## How to complete this task
In the data below, how many lines contain the string "true"? Give only the figure.

## Data shown
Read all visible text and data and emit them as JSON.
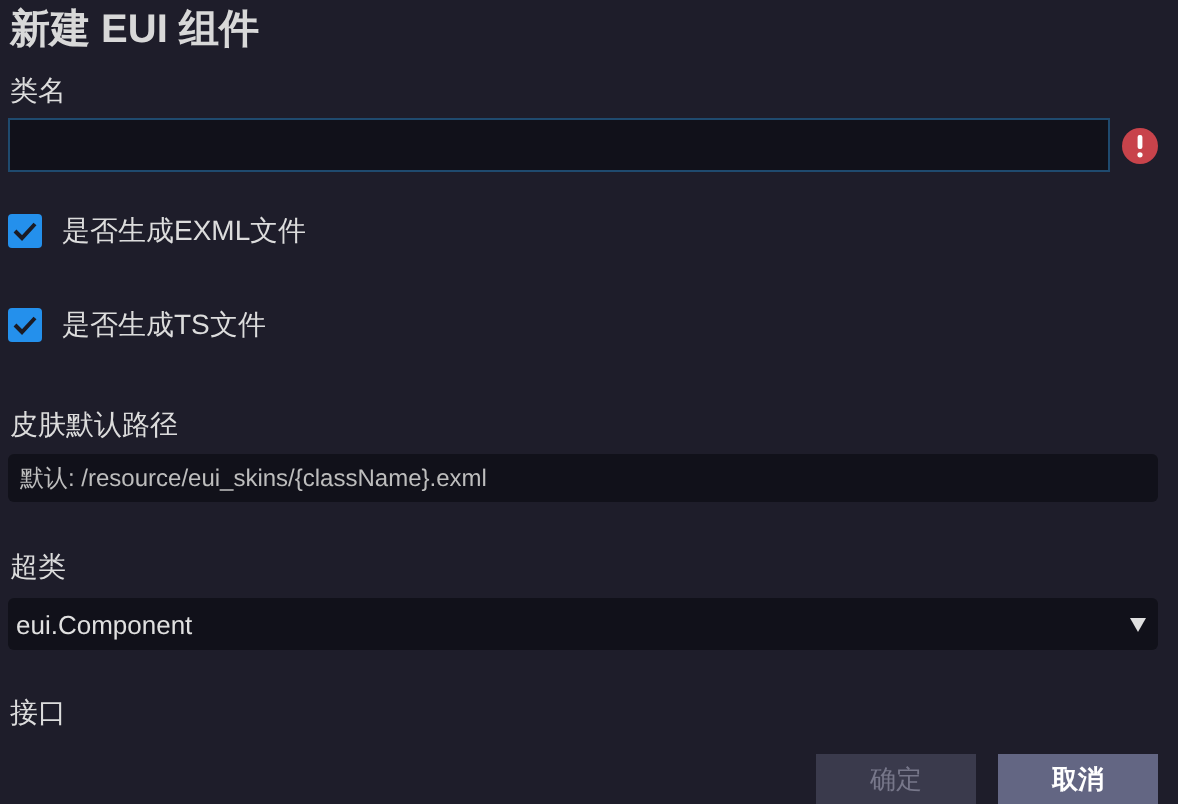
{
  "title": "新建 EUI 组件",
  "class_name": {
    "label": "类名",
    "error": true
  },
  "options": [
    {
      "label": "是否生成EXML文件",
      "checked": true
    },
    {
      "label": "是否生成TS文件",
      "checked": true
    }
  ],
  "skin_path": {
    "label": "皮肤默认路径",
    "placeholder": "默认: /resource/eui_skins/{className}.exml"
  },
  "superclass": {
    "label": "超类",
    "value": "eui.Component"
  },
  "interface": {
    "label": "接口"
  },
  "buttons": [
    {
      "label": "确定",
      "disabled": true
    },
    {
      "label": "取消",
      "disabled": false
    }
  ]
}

## Answer section
4